What is the mission of Spire & Co?
ER: To be the trusted resource for young women aspiring to live their smartest, most confident lives. Whether she wants to run a marathon or run for President, we want to help her get there through content, community, and collaboration (the three Co’s “Spire & Co”).
What do you hope to inspire in the hearts of young girls?
ER: I hope that we are able to inspire young women to create the lives they aspire to lead and find purpose and fulfillment in every step of the way.
What’s the biggest advice you could give to an ambitious young girl longing to make a difference?
ER: It’s easy to get caught up in doing everything all at once. But the power is in the focus. If you want to make a difference, focus on keeping it simple. Plant your roots deep and your growth will be much stronger and more impactful.
What has been one of your biggest obstacles along the way?
ER: I think the biggest obstacle along the way has been focusing. My primary focus has always been on the girls who read Spire & Co and who have been a part of our community. But with that came me wanting to fulfill every wish that every one of them had. If one wanted us to offer something, I found a way to make it happen. Before I knew it, we had 12 products that were not as strong as they could have been simply because I wanted to dive into every project possible if it would make a girl happy.
It took a while for me to learn that to truly impact her, we needed to focus on what we do best and how that can best serve her. Plus, what both Spire & Co and business school have taught me is that sometimes we as consumers don’t always know what we want until it is placed in front of us.

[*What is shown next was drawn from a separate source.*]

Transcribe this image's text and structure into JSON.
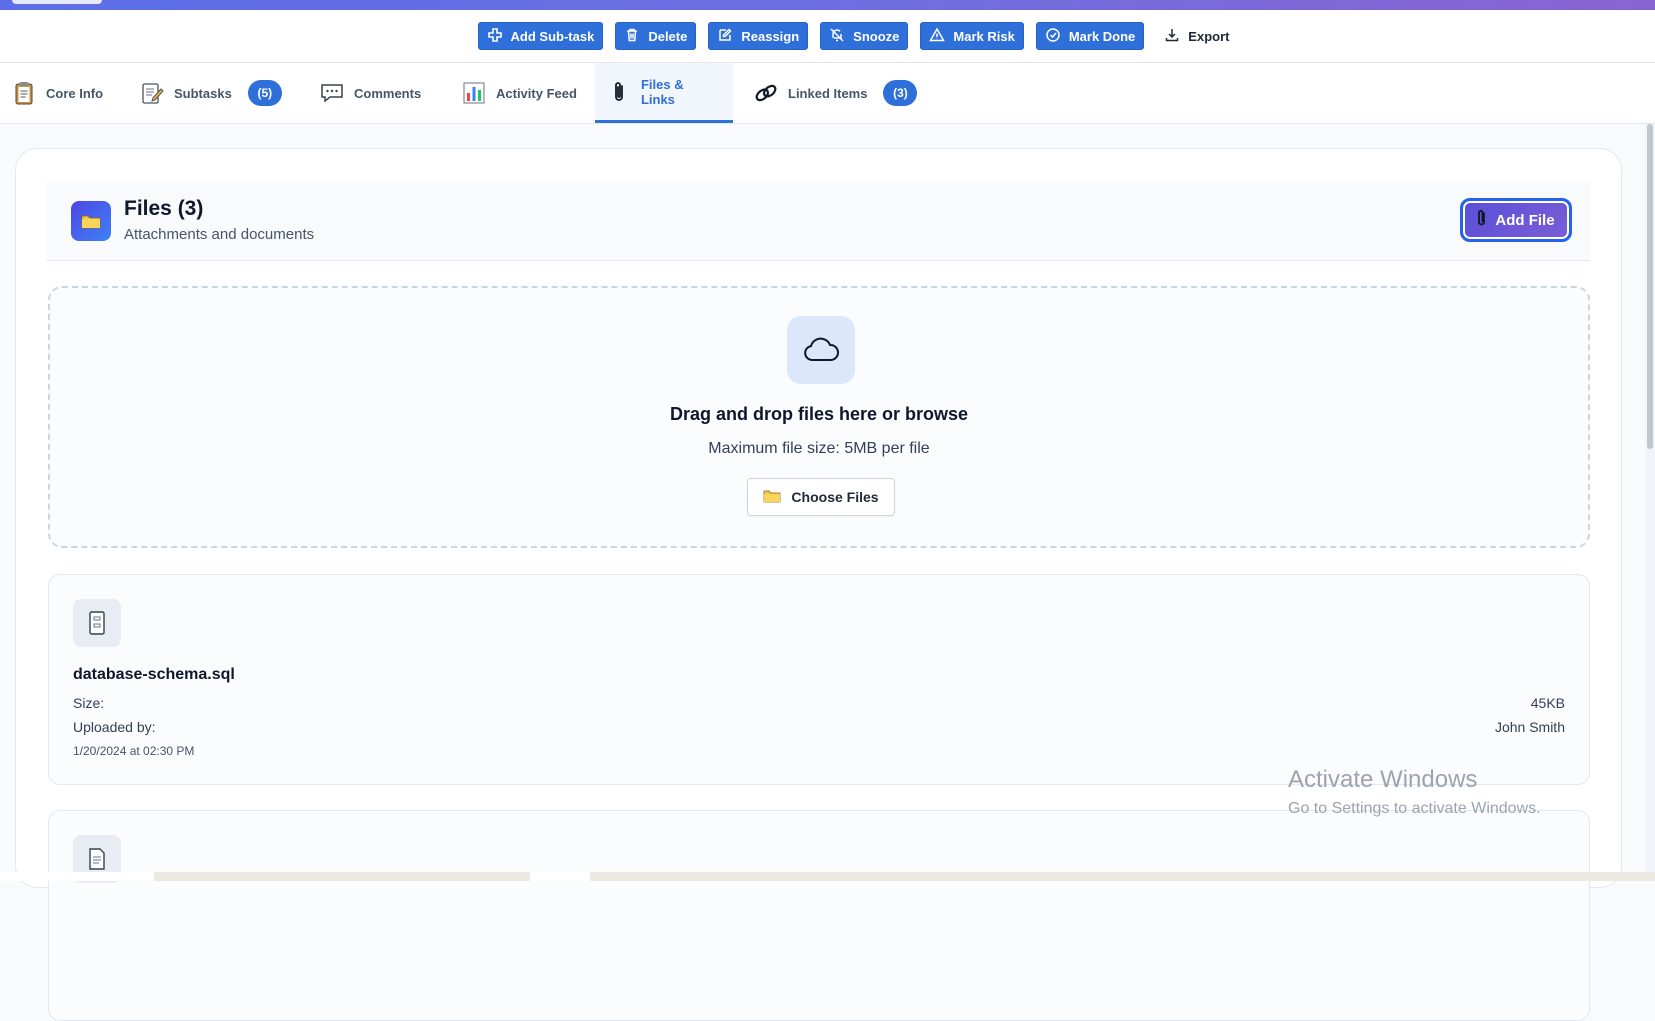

What has been one of your biggest successes?
ER: I think the biggest success in life and in business is finding fulfillment. I’m lucky that I found something like Spire & Co at a young age because it truly has filled me in ways I never knew were possible. My hope is that Spire & Co helps our girls feel fulfilled in their own lives as well. I think my biggest success with this so far has been understanding what fulfillment feels like and hopefully being a part of creating something that guides others towards finding that within themselves.
Who do you consider to be one of your biggest role models?
ER: For sure my mom. She has raised my sister and me to know what it means to feel strong, independent, and smart, and she has led by example every step of the way. When I think of the kind of woman I hope to become–as a friend, a mom, a wife, and simply as a person–I always think in terms of my mom. And I think that’s what makes someone a really good role model.
Why do you think it’s important for young girls to find role models/mentors?
ER: Quite simply, we cannot be what we cannot see. Plus, there is so much to learn and surrounding yourself with people who challenge you to be a greater version of yourself will really propel you forward towards the person you want to become.
How can girls get involved in Spire & Co? What resources do you have to offer?
ER: We have an awesome ambassador program that we are kicking off this month where ambassadors have access to workshops, experiences, and exclusive opportunities, and we have a very open door policy in terms of pitch submissions for the website, which young women can take advantage of if they want to be published.
As far as resources, we are very focused on creating content where each article is a resource itself, but in addition, we have an opportunities board that has internship and job opportunities, as well as a local chapter program so you can be a part of a micro-Spire & Co sisterhood in your area.